Directions for this task: Output each of the entries exactly, skipping every picture they contain.
"""
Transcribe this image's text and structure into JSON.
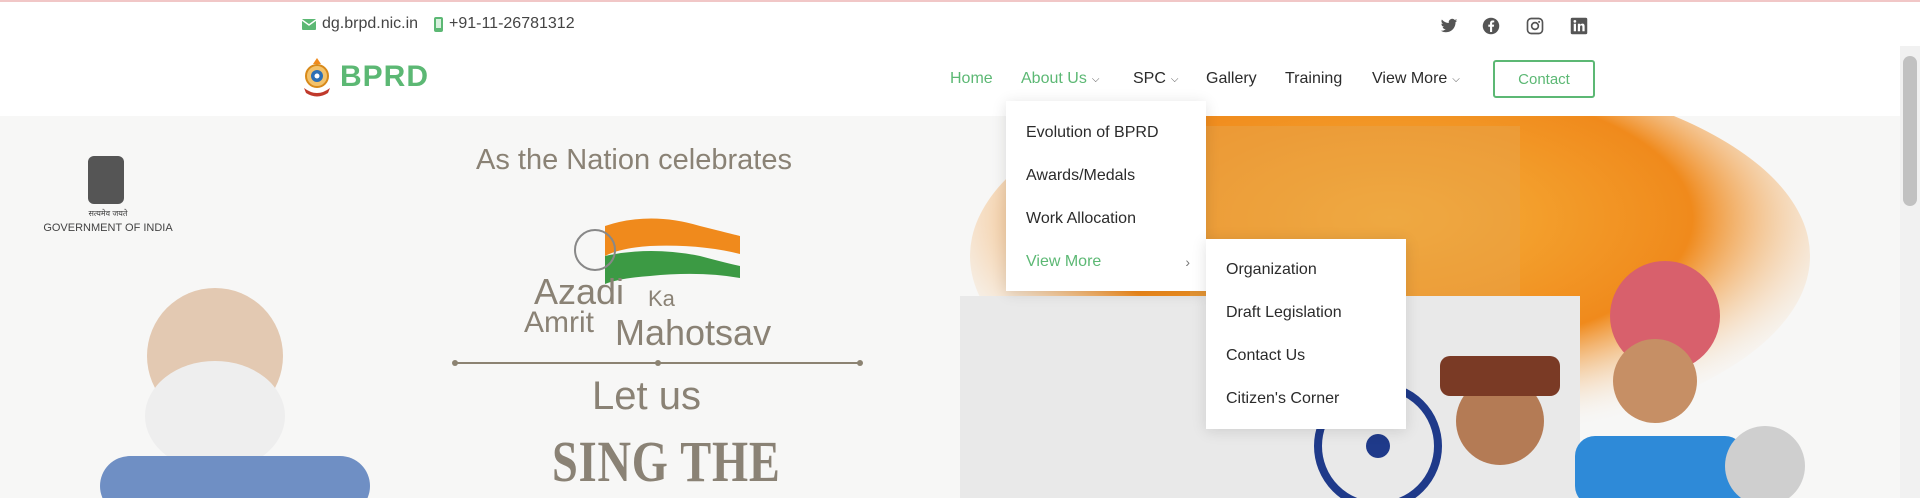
{
  "topbar": {
    "email": "dg.brpd.nic.in",
    "phone": "+91-11-26781312",
    "social_icons": [
      "twitter-icon",
      "facebook-icon",
      "instagram-icon",
      "linkedin-icon"
    ]
  },
  "header": {
    "logo_text": "BPRD",
    "nav": [
      {
        "label": "Home",
        "active": true
      },
      {
        "label": "About Us",
        "dropdown": true
      },
      {
        "label": "SPC",
        "dropdown": true
      },
      {
        "label": "Gallery"
      },
      {
        "label": "Training"
      },
      {
        "label": "View More",
        "dropdown": true
      }
    ],
    "contact_button": "Contact"
  },
  "about_dropdown": {
    "items": [
      {
        "label": "Evolution of BPRD"
      },
      {
        "label": "Awards/Medals"
      },
      {
        "label": "Work Allocation"
      },
      {
        "label": "View More",
        "active": true,
        "submenu": true
      }
    ]
  },
  "submenu": {
    "items": [
      {
        "label": "Organization"
      },
      {
        "label": "Draft Legislation"
      },
      {
        "label": "Contact Us"
      },
      {
        "label": "Citizen's Corner"
      }
    ]
  },
  "hero": {
    "emblem_caption": "GOVERNMENT OF INDIA",
    "emblem_motto": "सत्यमेव जयते",
    "headline": "As the Nation celebrates",
    "logo_line1": "Azadi",
    "logo_ka": "Ka",
    "logo_line2": "Amrit",
    "logo_mahotsav": "Mahotsav",
    "let_us": "Let us",
    "sing_the": "SING THE"
  },
  "colors": {
    "accent": "#5cb874",
    "saffron": "#f08a1c",
    "navy": "#1f3a8a"
  }
}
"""
Answer box:
Transcribe this image's text and structure into JSON.
{
  "topbar": {
    "email": "dg.brpd.nic.in",
    "phone": "+91-11-26781312",
    "social_icons": [
      "twitter-icon",
      "facebook-icon",
      "instagram-icon",
      "linkedin-icon"
    ]
  },
  "header": {
    "logo_text": "BPRD",
    "nav": [
      {
        "label": "Home",
        "active": true
      },
      {
        "label": "About Us",
        "dropdown": true
      },
      {
        "label": "SPC",
        "dropdown": true
      },
      {
        "label": "Gallery"
      },
      {
        "label": "Training"
      },
      {
        "label": "View More",
        "dropdown": true
      }
    ],
    "contact_button": "Contact"
  },
  "about_dropdown": {
    "items": [
      {
        "label": "Evolution of BPRD"
      },
      {
        "label": "Awards/Medals"
      },
      {
        "label": "Work Allocation"
      },
      {
        "label": "View More",
        "active": true,
        "submenu": true
      }
    ]
  },
  "submenu": {
    "items": [
      {
        "label": "Organization"
      },
      {
        "label": "Draft Legislation"
      },
      {
        "label": "Contact Us"
      },
      {
        "label": "Citizen's Corner"
      }
    ]
  },
  "hero": {
    "emblem_caption": "GOVERNMENT OF INDIA",
    "emblem_motto": "सत्यमेव जयते",
    "headline": "As the Nation celebrates",
    "logo_line1": "Azadi",
    "logo_ka": "Ka",
    "logo_line2": "Amrit",
    "logo_mahotsav": "Mahotsav",
    "let_us": "Let us",
    "sing_the": "SING THE"
  },
  "colors": {
    "accent": "#5cb874",
    "saffron": "#f08a1c",
    "navy": "#1f3a8a"
  }
}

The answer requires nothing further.